> [EXERCISE OBJECTIVE] Please restate each entry that follows word for word.

> [INPUT FOR THIS TASK]
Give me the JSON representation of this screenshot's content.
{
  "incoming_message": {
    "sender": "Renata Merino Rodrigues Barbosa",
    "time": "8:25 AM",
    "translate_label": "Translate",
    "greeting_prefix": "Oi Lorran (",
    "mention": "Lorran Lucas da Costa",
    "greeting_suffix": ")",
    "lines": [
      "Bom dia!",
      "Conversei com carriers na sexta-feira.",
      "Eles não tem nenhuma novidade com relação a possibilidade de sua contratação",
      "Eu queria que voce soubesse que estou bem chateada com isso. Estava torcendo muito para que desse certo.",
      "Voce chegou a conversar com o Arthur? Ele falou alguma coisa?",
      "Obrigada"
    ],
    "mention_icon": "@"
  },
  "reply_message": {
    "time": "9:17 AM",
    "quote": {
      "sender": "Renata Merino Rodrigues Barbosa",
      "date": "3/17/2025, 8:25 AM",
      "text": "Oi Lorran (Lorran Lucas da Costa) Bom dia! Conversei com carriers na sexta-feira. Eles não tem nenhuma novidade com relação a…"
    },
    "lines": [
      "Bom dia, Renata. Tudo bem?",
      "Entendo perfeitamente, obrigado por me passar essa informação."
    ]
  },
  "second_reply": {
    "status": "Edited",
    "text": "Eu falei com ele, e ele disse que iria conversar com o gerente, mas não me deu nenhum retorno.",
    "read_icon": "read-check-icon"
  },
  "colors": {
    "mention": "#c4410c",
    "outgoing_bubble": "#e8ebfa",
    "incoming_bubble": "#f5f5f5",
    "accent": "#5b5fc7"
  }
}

> [RESULT BELOW]
Give me the JSON representation of this screenshot's content.
{
  "incoming_message": {
    "sender": "Renata Merino Rodrigues Barbosa",
    "time": "8:25 AM",
    "translate_label": "Translate",
    "greeting_prefix": "Oi Lorran (",
    "mention": "Lorran Lucas da Costa",
    "greeting_suffix": ")",
    "lines": [
      "Bom dia!",
      "Conversei com carriers na sexta-feira.",
      "Eles não tem nenhuma novidade com relação a possibilidade de sua contratação",
      "Eu queria que voce soubesse que estou bem chateada com isso. Estava torcendo muito para que desse certo.",
      "Voce chegou a conversar com o Arthur? Ele falou alguma coisa?",
      "Obrigada"
    ],
    "mention_icon": "@"
  },
  "reply_message": {
    "time": "9:17 AM",
    "quote": {
      "sender": "Renata Merino Rodrigues Barbosa",
      "date": "3/17/2025, 8:25 AM",
      "text": "Oi Lorran (Lorran Lucas da Costa) Bom dia! Conversei com carriers na sexta-feira. Eles não tem nenhuma novidade com relação a…"
    },
    "lines": [
      "Bom dia, Renata. Tudo bem?",
      "Entendo perfeitamente, obrigado por me passar essa informação."
    ]
  },
  "second_reply": {
    "status": "Edited",
    "text": "Eu falei com ele, e ele disse que iria conversar com o gerente, mas não me deu nenhum retorno.",
    "read_icon": "read-check-icon"
  },
  "colors": {
    "mention": "#c4410c",
    "outgoing_bubble": "#e8ebfa",
    "incoming_bubble": "#f5f5f5",
    "accent": "#5b5fc7"
  }
}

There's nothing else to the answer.